It looms over campaign events. Land rode on it during a Fourth of July parade. It even has its own Instagram account.

But the gimmick on wheels could potentially become a political liability for Land, who faces a competitive race against Democratic Rep. Gary Peters.

Land’s campaign rents the truck — in fact, two identical ones, as a Michigan blogger disclosed this week — from her brother-in-law Roger Lucas, at a cost of $1,000 per month, according to the most recent Federal Election Commission filings.

That’s roughly $17 per day per truck, a price Democrats say is below fair market value and potentially in violation of campaign finance rules.

Land “is already potentially breaking the law to funnel millions of her family's wealth to her campaign, so it's clear she doesn't think the rules apply to her. Now, she is trying to cheat campaign laws again by not paying fair market value for her two campaign trucks,” said Kevin McAlister, a spokesman for the Michigan Democratic Party.

But Land’s campaign says the truck, which appears to be an International CXT, is more than 10 years old and not in excellent condition, reducing its value. The campaign would not disclose the truck’s make and model.

“The Land campaign has consistently paid fair market value for use of this almost decade-old truck,” said Land spokeswoman Heather Swift. “The monthly payments have, and will, cover usage of the truck from September 2013 through November 2014. Use of the truck was minimal in 2013 and will increase through Election Day, and rental payments properly reflect that valuation.”

Similar trucks are listed for sale online for approximately $75,000 to $85,000.

The brewing controversy brings to mind a similar brouhaha in Kentucky, where Democrat Alison Lundergan Grimes has denied receiving a family discount from her father’s company for her campaign’s bus, which Republicans charge is being rented at less than fair market value. In that case, the Democratic Senatorial Campaign Committee has been dismissive.

Land is renting directly from a family member, not from any corporation — which means the trucks are considered in-kind donations to the campaign. When the rental value exceeds individual contribution limits, it could be a campaign finance violation.
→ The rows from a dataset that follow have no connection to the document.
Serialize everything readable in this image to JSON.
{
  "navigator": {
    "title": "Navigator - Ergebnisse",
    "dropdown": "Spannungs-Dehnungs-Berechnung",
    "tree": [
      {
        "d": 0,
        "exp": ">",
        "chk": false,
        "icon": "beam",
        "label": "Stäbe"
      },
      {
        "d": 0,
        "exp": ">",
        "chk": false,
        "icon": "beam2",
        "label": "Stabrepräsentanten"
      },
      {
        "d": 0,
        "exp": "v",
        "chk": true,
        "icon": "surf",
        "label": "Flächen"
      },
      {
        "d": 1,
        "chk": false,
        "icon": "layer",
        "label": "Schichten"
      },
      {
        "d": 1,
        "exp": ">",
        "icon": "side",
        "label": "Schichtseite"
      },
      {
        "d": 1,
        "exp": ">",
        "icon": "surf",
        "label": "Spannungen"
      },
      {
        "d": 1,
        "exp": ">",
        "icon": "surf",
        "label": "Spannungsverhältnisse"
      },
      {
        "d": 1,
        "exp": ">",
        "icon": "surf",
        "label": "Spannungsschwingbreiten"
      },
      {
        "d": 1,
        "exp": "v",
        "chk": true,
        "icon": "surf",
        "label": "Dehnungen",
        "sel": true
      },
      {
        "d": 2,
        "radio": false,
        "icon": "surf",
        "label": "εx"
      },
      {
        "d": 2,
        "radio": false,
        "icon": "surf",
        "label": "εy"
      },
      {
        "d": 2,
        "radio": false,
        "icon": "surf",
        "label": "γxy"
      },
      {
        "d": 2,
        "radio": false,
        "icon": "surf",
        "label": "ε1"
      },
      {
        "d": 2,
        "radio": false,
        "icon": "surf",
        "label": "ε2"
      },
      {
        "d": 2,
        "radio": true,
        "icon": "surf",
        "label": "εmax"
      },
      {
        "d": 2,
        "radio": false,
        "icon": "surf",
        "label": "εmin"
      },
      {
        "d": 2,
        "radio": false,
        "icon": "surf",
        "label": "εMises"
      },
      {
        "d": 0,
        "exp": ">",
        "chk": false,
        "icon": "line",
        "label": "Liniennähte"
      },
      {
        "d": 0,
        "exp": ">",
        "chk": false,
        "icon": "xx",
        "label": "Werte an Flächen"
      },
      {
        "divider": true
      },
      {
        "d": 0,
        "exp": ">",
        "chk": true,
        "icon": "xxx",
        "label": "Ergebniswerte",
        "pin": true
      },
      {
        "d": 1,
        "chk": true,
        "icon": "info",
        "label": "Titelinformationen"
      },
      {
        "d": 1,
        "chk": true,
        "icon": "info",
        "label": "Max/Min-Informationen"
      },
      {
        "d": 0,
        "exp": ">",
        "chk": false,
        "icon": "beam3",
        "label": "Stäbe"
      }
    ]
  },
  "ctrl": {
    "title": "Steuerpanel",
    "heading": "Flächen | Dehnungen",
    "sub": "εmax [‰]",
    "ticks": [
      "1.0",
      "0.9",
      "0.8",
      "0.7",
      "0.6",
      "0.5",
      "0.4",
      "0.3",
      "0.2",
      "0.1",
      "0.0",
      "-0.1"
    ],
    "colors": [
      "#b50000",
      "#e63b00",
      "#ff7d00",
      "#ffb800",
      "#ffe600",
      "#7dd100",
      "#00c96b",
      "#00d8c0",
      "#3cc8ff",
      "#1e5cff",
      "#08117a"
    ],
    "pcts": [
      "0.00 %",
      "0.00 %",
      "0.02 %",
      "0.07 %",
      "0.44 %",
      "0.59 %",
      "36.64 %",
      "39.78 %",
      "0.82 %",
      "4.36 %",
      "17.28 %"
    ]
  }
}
However, market value can be ambiguous unless formally challenged by another campaign or party.

"For most things you look at fair market value,” said Larry Noble, former FEC general counsel now with the Campaign Legal Center. “If you're going to rent the campaign a car, look at what campaign would have to pay at arm's length for that car.”

Land has already taken some heat in this election over other financial issues, including her stake in her family’s business, Land & Co. Land initially released her tax returns without her husband’s, which were filed separately and showed the wealth they had amassed through the company, drawing criticism from Democrats.